Touch screen implementations and browser size

I have noticed something not mentioned much elsewhere when testing the PubCrawler on various devices. It is how much screen space is devoted to a web page. This is not a simply dependent on screen size as these screenshots show:

iPod Touch/iPhone 3.0 HTC Dream/T-mobile G1 Android 1.5 HTC Hero
iPhone Dream Hero

All the devices have the same resolution at 320×480 but the iPhone has the larger screen at 3.5 inches. The other two have 3.2 inch screens. It is obvious that the iPhone is showing less of the page, chopping off the bottom of the map. This is an important thing to remember for a single page web app like PubCrawler. The map should resize dynamically for each device which is something I might look into. Luckily the iPhone does not need the controls at the bottom thanks to multitouch pinch and zoom.
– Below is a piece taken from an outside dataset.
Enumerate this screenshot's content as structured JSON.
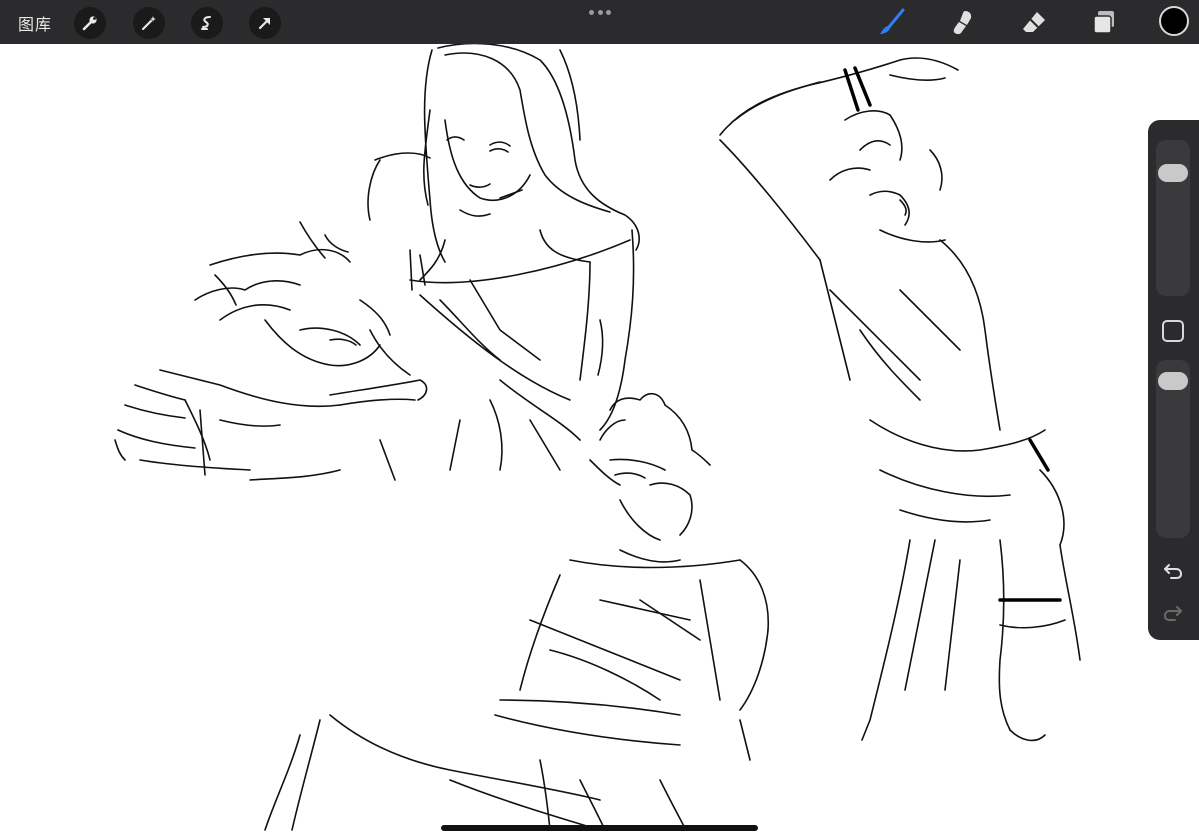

The reason for the lack of browser room is the absence of physical buttons on the iPhone. This means it has to show more buttons on the screen which take up valuable space. Some people have wandered why there are so many physical buttons on Android devices but they are there for a reason: freeing up screen space and providing more options.
As mentioned before the Hero turns the entire screen over to the browser window forsaking even the notification bar. This leaves a big gap between the map and the controls at the bottom. Space for an ad perhaps? Maybe but you wouldn’t see that ad on the other devices!